DO SOMETHING ELSE IN X AMOUNT OF TIME

   sub do_stuff{
        ...
        # Do the things that have to be done NOW
        ...
        # And in two days, to this
        return $self->new_step({ what => 'do_stuff_later', run_at => DateTime->now()->add( days => 2 ) ,  state => { some => 'new one' }});
   }

DO SOMETHING CONDITIONALLY

   sub do_choose{
      if( ... ){
         return $self->new_step({ what => 'do_choice1', run_at => DateTime->now() });
      }
      return $self->new_step({ what => 'do_choice2', run_at => DateTime->now() });
   }

   sub do_choice1{...}
   sub do_choice2{...}

FORKING AND WAITING FOR PROCESSES

  sub do_fork{
     ...
     my $p1 = $self->longsteps->instantiate_process('AnotherProcessClass', \%build_args , \%initial_state );
     my $p2 = $self->longsteps->instantiate_process('YetAnotherProcessClass', \%build_args2 , \%initial_state2 );
     ...
     return $self->new_step({ what => 'do_join', run_at => DateTime->now() , { processes => [ $p1->id(), p2->id() ] } });
  }

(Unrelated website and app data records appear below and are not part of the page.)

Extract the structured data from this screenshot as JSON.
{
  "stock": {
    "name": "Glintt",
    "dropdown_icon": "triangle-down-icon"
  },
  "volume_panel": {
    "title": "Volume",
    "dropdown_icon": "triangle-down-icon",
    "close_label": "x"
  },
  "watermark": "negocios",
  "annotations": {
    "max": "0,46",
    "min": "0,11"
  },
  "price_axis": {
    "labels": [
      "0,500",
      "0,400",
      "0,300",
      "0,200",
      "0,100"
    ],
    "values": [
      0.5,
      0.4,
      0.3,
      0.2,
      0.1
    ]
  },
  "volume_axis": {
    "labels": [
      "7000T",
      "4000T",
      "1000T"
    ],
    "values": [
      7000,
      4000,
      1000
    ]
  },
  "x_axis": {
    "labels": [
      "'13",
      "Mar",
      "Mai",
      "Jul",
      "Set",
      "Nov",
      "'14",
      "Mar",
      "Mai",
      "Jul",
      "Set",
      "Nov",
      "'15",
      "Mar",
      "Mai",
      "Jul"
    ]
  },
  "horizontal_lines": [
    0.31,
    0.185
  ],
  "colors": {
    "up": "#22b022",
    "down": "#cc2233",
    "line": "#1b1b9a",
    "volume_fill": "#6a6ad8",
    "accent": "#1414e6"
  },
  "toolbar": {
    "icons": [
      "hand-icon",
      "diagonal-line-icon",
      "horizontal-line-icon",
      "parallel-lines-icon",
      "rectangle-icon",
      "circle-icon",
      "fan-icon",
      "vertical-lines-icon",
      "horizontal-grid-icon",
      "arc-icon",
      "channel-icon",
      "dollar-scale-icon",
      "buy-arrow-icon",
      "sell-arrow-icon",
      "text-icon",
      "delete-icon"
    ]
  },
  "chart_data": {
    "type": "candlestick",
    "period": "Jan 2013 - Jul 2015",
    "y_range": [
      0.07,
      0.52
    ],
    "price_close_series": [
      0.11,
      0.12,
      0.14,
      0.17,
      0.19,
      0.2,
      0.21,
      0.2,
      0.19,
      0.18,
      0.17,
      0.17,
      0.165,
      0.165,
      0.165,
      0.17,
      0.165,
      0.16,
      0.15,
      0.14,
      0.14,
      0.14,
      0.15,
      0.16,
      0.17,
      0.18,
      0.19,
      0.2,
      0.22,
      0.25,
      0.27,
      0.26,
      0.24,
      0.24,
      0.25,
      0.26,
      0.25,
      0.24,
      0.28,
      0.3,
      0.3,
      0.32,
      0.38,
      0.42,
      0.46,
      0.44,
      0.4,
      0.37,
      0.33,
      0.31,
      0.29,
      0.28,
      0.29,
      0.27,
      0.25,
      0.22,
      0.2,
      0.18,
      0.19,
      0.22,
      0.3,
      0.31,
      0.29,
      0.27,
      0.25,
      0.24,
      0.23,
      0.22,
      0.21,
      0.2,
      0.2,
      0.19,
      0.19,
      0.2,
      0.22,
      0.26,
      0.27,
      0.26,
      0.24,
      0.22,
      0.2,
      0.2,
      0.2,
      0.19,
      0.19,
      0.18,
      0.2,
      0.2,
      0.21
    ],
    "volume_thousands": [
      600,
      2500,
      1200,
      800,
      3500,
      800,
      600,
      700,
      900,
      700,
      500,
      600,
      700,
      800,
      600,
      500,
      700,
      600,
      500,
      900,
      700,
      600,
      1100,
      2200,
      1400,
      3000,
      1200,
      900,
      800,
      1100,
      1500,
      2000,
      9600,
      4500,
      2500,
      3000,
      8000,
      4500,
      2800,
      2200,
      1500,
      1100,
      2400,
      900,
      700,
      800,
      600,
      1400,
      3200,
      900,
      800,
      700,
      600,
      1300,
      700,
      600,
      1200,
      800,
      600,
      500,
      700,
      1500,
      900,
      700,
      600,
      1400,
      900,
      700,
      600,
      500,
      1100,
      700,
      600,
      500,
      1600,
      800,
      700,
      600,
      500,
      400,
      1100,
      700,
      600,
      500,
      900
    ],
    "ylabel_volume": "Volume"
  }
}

  sub do_join{
     return $self->wait_processes( $self->state()->{processes}, sub{
          my ( @terminated_processes ) = @_;
          my $state1 = $terminated_processes[0]->state();
          my $state2 = $terminated_processes[1]->state();
          ...
          # And as usual:
          return $self->...
     });
  }

ATTRIBUTES

storage

An instance of a subclass of Schedule::LongSteps::Storage. See SYNOPSIS.

on_error

A callback called like $on_error->( $stored_process , $error ). See COOKBOOK for an example

error_limit

Maximum size of error message to log and store. Defaults to 2000 characters.

METHODS

uuid

Returns a Data::UUID from the storage.

run_due_processes

Runs all the due processes steps according to now(). All processes are given the context to be built.

Usage:

 # No context given:
 $this->run_due_processes();

 # With 'thing' as context:
 $this->run_due_processes({ thing => ... });

Returns the number of processes run

instantiate_process

Instantiate a stored process from the given process class returns a new process that will have an ID.

Usage:

  $this->instantiate_process( 'MyProcessClass', { process_attribute1 => .. } , { initial => 'state' });

find_process

Shortcut to $self->storage->find_process( $pid );

load_process

Returns a loaded process for a given pid, or undef if there is no process associated with the PID.

An optional hash ref context can also be passed in and will be used to load the process, a blank context is used if not provided.

    if( my $loaded_process = $self->load_process( $pid , $context ) ){
       ...
    }

revive

Revive a longstep process to a given step within a Longstep process.

A context is required when the reviving process contains required attributes and when setting a step to reviving step. If no step is given then the process will revive on the failed process step, when setting a step that doesn't require a context, use an empty hashref '{}'.

If you need to modify the state before reviving the longstep process, it is recommended to have a revive step ("revive_do_broken_step") which modifies the state as needed and returns a next_step to continue the process.

This method will confess on any issues.

    eval {
        $self->revive( $pid, $context, $method_to_revive_to );
    };

SEE ALSO

BPM::Engine A business Process engine based on XPDL, in Alpha version since 2012 (at this time of writing)

Copyright and Acknowledgement

This code is released under the Perl5 Terms by Jerome Eteve (JETEVE), with the support of Broadbean Technologies Ltd.

See perlartistic